[Dataset rows describing interfaces]
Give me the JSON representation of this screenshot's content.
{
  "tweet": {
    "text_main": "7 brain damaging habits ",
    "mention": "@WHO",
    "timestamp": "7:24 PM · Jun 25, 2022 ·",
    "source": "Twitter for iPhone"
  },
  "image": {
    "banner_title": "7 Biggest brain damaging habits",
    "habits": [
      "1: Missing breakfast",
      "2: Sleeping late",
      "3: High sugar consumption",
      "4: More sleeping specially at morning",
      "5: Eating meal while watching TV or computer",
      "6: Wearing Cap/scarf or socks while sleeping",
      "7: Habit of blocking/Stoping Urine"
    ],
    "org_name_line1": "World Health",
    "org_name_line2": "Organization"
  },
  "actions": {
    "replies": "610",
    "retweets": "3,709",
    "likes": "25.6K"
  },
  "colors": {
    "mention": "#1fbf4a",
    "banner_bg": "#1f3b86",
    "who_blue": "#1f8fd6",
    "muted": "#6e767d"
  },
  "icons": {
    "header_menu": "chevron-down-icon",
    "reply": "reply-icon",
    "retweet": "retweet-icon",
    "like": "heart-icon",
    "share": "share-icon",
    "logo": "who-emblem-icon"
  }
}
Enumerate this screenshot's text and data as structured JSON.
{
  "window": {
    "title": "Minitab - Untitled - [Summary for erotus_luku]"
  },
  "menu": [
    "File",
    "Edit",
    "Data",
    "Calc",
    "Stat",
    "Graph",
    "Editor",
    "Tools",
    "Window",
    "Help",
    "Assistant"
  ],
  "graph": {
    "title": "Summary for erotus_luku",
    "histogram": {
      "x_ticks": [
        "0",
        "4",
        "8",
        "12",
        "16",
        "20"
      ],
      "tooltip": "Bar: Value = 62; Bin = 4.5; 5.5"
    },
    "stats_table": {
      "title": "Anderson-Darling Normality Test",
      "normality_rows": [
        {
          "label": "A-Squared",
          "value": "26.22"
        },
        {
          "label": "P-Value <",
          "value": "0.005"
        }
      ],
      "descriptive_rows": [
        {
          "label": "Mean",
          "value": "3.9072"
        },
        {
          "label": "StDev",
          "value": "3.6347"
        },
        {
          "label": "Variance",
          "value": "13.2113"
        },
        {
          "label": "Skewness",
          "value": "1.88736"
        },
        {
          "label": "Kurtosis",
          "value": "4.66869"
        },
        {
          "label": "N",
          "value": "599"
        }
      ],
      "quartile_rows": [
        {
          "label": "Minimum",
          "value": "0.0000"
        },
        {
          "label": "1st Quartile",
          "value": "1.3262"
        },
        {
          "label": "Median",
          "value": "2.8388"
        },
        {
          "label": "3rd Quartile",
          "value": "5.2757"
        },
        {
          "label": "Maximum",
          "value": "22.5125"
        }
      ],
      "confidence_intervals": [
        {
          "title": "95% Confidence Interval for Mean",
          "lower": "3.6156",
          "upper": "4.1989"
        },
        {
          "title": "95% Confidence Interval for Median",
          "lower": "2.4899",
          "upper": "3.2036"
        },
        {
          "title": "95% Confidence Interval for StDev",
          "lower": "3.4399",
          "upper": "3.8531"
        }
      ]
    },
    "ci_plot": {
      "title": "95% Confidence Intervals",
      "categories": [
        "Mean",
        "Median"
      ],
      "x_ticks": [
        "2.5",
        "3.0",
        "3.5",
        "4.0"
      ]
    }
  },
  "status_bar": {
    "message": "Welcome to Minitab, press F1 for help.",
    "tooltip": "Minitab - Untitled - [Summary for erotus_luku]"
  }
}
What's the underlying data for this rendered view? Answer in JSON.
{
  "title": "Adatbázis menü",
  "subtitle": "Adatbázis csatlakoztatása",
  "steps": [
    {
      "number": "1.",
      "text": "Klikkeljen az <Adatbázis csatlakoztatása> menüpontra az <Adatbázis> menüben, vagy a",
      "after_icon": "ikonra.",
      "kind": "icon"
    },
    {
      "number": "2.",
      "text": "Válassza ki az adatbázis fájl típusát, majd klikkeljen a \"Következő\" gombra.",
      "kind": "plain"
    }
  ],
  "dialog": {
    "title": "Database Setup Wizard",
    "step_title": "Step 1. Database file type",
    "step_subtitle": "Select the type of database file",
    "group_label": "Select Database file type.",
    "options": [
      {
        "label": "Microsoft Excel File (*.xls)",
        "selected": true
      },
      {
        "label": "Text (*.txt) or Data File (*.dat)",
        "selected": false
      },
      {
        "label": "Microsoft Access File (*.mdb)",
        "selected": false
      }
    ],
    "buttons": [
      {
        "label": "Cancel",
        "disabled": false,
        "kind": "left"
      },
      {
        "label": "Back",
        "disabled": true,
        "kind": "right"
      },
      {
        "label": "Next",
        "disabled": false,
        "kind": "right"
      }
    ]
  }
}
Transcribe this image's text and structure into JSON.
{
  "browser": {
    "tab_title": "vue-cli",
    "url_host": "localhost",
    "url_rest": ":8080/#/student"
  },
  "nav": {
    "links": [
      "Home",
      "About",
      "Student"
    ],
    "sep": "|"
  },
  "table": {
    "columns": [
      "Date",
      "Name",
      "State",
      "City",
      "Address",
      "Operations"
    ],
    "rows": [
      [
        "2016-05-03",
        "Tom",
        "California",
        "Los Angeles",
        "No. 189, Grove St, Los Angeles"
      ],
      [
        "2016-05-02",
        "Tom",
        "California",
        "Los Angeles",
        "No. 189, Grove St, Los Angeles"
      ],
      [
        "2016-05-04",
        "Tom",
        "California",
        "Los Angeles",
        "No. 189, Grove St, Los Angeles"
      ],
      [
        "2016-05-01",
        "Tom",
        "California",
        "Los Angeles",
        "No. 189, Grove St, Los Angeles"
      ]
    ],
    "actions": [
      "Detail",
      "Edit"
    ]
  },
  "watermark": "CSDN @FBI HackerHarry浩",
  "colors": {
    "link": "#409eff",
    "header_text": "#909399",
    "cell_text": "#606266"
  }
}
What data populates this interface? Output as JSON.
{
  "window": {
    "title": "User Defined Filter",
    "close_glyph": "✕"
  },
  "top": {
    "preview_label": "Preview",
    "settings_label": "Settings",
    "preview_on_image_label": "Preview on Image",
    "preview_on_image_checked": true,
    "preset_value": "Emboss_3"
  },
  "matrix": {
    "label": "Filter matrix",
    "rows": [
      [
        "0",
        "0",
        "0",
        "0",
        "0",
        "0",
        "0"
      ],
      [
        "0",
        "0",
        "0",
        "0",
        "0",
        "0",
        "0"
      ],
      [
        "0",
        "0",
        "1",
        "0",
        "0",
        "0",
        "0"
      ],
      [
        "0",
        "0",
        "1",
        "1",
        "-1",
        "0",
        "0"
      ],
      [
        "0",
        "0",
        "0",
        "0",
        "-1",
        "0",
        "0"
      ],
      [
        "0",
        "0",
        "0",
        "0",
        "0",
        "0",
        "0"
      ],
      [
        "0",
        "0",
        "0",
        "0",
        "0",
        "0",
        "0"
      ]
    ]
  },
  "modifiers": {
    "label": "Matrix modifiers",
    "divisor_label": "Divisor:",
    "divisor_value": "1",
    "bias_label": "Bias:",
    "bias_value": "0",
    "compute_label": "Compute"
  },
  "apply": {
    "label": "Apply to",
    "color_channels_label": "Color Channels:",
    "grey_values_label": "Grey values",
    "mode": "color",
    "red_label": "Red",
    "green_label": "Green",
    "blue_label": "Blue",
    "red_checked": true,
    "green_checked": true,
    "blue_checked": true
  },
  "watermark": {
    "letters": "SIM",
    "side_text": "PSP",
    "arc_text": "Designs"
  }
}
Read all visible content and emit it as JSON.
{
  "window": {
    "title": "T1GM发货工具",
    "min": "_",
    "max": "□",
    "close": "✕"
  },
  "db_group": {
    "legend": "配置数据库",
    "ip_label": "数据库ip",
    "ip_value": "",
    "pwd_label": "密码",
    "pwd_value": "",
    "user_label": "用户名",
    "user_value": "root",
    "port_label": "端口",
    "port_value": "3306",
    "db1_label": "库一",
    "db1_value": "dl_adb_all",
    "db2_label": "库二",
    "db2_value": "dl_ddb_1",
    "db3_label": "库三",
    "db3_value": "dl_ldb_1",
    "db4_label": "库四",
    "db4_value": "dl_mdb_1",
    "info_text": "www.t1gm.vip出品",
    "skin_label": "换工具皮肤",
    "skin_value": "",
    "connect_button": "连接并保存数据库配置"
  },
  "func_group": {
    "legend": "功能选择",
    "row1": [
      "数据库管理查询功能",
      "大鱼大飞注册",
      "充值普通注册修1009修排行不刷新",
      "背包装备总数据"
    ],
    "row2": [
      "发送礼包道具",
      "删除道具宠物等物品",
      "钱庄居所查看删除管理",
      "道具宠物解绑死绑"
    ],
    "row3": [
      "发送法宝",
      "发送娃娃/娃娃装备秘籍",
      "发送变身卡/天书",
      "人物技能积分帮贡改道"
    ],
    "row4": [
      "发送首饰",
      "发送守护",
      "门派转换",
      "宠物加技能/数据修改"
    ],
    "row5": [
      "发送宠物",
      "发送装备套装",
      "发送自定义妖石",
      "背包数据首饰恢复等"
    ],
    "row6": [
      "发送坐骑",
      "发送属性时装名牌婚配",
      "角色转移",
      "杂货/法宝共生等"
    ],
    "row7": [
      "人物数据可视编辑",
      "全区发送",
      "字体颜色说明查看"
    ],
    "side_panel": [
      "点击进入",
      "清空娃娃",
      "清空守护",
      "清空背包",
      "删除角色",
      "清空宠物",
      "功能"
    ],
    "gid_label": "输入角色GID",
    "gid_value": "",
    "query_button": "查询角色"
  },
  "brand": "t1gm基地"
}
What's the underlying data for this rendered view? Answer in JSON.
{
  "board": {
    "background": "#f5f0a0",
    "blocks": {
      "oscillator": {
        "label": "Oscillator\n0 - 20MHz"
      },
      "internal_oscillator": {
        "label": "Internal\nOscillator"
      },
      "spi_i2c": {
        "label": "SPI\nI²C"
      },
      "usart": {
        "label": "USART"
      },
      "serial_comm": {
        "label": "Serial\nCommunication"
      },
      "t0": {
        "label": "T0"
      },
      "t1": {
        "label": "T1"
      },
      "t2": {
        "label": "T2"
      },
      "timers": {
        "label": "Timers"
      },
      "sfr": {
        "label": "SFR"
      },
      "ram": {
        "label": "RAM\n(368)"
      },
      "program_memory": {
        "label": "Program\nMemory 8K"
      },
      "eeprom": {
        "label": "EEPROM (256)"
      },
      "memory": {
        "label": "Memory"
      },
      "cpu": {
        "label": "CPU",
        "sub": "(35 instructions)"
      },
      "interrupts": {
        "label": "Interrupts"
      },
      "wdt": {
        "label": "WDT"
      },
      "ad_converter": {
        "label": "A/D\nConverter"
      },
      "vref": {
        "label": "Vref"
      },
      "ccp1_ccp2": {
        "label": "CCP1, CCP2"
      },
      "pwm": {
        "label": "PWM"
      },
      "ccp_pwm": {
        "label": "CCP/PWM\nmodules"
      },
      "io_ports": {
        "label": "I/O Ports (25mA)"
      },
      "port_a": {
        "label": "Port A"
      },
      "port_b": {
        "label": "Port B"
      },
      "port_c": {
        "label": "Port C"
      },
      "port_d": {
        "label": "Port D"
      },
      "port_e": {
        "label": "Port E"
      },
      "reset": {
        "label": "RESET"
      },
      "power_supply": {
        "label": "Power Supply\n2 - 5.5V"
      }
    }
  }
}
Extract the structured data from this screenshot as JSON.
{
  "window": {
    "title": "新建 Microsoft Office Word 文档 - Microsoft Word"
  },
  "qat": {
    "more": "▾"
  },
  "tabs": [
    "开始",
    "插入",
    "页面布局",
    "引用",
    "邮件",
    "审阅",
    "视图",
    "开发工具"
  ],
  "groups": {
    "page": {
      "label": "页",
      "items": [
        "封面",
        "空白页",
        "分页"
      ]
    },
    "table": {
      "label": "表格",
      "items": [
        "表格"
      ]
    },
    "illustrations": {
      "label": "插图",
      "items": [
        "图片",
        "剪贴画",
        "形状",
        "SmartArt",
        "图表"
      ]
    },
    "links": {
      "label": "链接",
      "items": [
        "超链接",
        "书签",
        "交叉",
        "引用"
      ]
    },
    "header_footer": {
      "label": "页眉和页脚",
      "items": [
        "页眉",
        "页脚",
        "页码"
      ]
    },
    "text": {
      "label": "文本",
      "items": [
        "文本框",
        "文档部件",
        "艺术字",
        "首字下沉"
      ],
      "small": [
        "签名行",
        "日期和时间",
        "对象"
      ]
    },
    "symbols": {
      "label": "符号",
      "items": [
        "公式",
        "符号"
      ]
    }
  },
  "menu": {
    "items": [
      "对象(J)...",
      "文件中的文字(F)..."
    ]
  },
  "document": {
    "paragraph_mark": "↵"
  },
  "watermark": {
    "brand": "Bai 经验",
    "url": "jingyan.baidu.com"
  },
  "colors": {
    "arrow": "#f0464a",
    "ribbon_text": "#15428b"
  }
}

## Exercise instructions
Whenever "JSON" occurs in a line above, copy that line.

## Written reply
Give me the JSON representation of this screenshot's content.
Enumerate this screenshot's text and data as structured JSON.
What's the underlying data for this rendered view? Answer in JSON.
Transcribe this image's text and structure into JSON.
What data populates this interface? Output as JSON.
Read all visible content and emit it as JSON.
What's the underlying data for this rendered view? Answer in JSON.
Extract the structured data from this screenshot as JSON.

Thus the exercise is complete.